However, the European Data Protection Supervisor in 2014 did make a connection between Google’s monopolistic size and its practices of gathering large amounts of user data, calling for competition analysis to incorporate data protection violations into its conception of ‘consumer harm’.
But EU competition law’s ‘More Economic Approach’ means that it is difficult to take into account values, such as human rights, in the largely quantitative and financialised analysis of whether anticompetitive conduct by a monopoly has caused consumer harm.
Indeed, ‘ the pursuit or consideration for other non-economic goals under competition law is at odds with neoliberalism’, and so likely to give rise to much regulatory tension if competition bodies find themselves under pressure to apply non-economic values that may be encompassed by human rights – in both this case against Google and in other investigations involving other rights beyond the digital.
So who benefits?
But why has the Commission been pursuing Google, especially if it’s not clear that Google is committing a recognised abuse of its dominant position or that the investigation will result in a good outcome for users?
The explanation may be found in factors such as: European protectionism when faced with an American corporation (although some of Google’s competitors which have been making the complaints are also American); the Commission’s own political concerns, such as being seen by the general public to be a relevant institution by acting in the face of what many perceive as a pernicious monopoly; and lobbying from a coalition of European ‘digital companies’ mainly from France and Germany, and some domestic politicians from these countries who also urged the Commission to reconsider the commitments previously offered by Google.

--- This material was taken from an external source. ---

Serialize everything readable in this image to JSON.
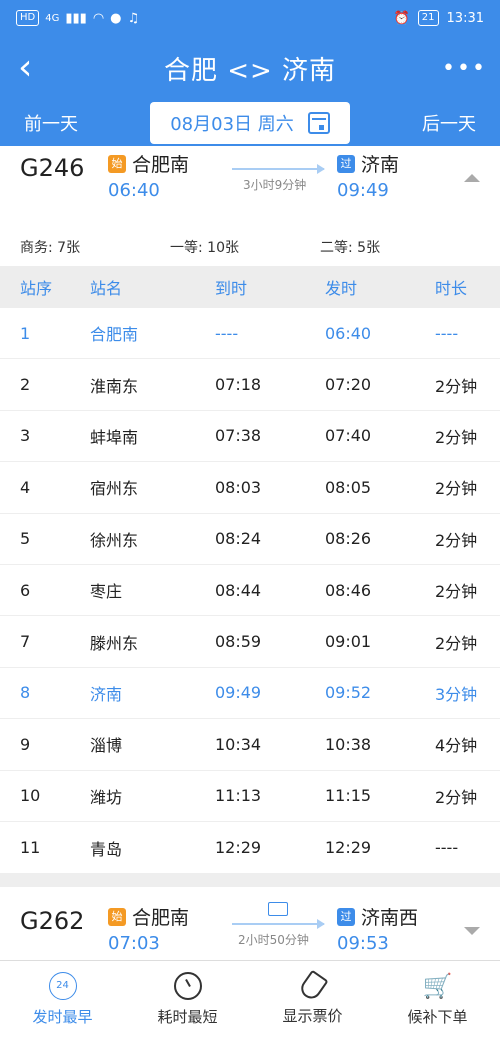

The outcome of the European Commission’s investigation into Google remains to be seen. But it seems clear so far that the Commission has not been overly ‘invasive’ of Google’s business practices, and particularly those which pose the most concern for users. Furthermore, it is far from clear that Google’s overall power will be dramatically weakened as a result of the investigation. Instead, it may be that it is Google’s competitors who benefit in the end, rather than users.
Where does this leave us, the users? Essentially, caught between one area of law, competition, which aims to tackle monopolies but is not good at taking our digital rights into account; and another area of law, data protection, which (as the name suggests) is supposed to protect our data but is not very concerned with monopolies collecting vast amounts of data so long as its criteria for collection and processing are met.
The EU’s Charter of Fundamental Rights has been invoked in a number of recent cases (Scarlet v SABAM, Digital Rights Ireland, Schrems) to protect personal data and curtail state-directed surveillance and monitoring via private companies. However, it is far from clear that a private company, collecting user data for its own ‘economic surveillance’ purposes would be treated in the same way.
Without a more ‘joined up’ EU legal and regulatory framework which integrates both digital rights and economic concerns when it comes to Internet monopolies such as Google, users may have to look for solutions outside of the law to protect their privacy, enhance their free expression and promote their economic autonomy.
This article is based on the discussion about Google in Angela Daly’s forthcoming book Private Power, Online Information Flows and EU Law, which will be published in late 2016 by Hart.